And he said to them, “Truly, I say to you, there are some standing here who will not taste death until they see the kingdom of God after it has come with power.”

The Transfiguration

And after six days Jesus took with him Peter and James and John, and led them up a high mountain by themselves. And he was transfigured before them, and his clothes became radiant, intensely white, as no one on earth could bleach them. And there appeared to them Elijah with Moses, and they were talking with Jesus. And Peter said to Jesus, “Rabbi, it is good that we are here. Let us make three tents, one for you and one for Moses and one for Elijah.” For he did not know what to say, for they were terrified. And a cloud overshadowed them, and a voice came out of the cloud, “This is my beloved Son; listen to him.” And suddenly, looking around, they no longer saw anyone with them but Jesus only.

And as they were coming down the mountain, he charged them to tell no one what they had seen, until the Son of Man had risen from the dead.  So they kept the matter to themselves, questioning what this rising from the dead might mean. And they asked him, “Why do the scribes say that first Elijah must come?” And he said to them, “Elijah does come first to restore all things. And how is it written of the Son of Man that he should suffer many things and be treated with contempt? But I tell you that Elijah has come, and they did to him whatever they pleased, as it is written of him.”

Coming to grips with Jesus can alter your perspective a bit.   

  • You have to alter your frame of reference about what matters.
  • You see His glory as your defining truth.

Parent Connection Questions:

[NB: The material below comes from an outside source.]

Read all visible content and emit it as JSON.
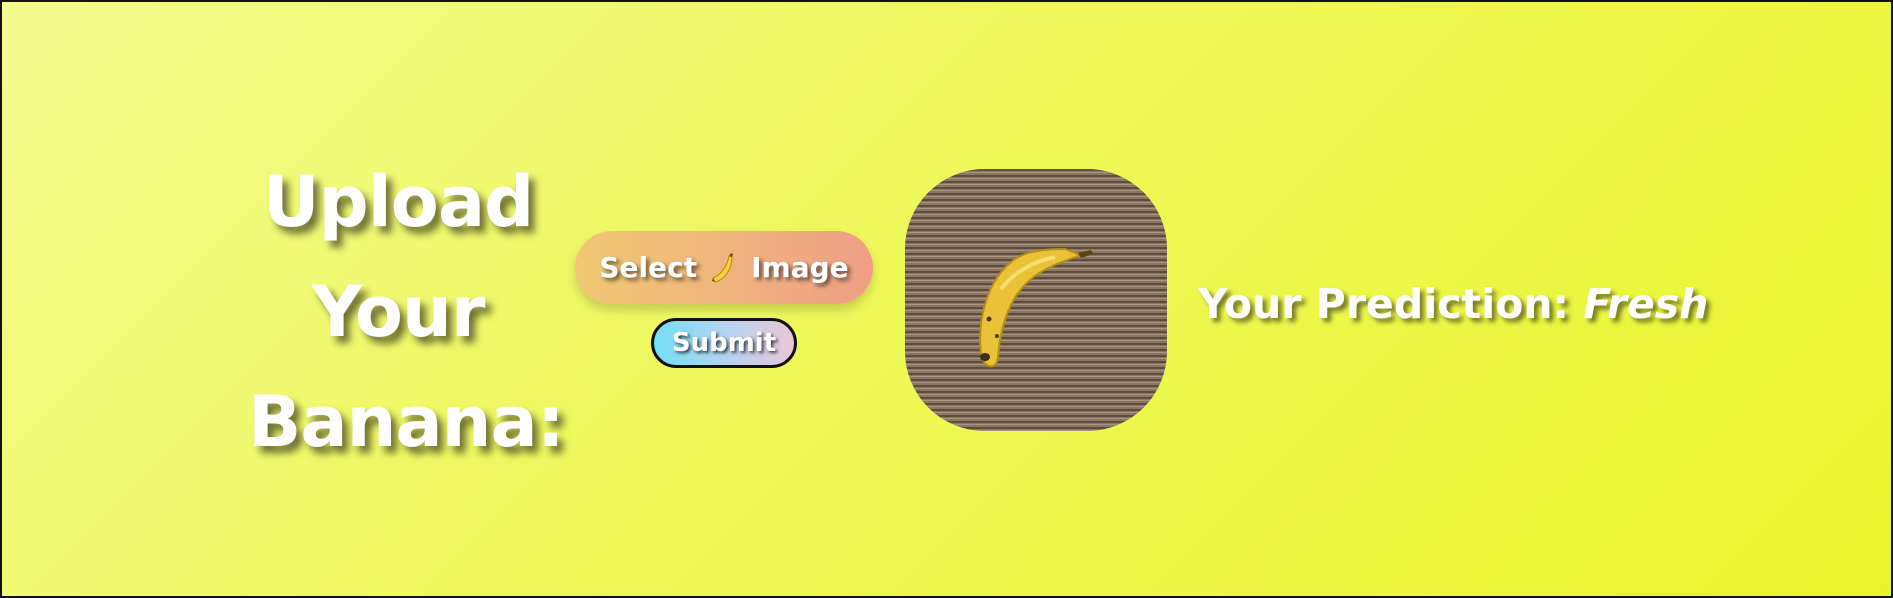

  • What are some things that you love most?
  • Why do you love those things?
  • Who should matter the most to us?
  • Why should we love God the most?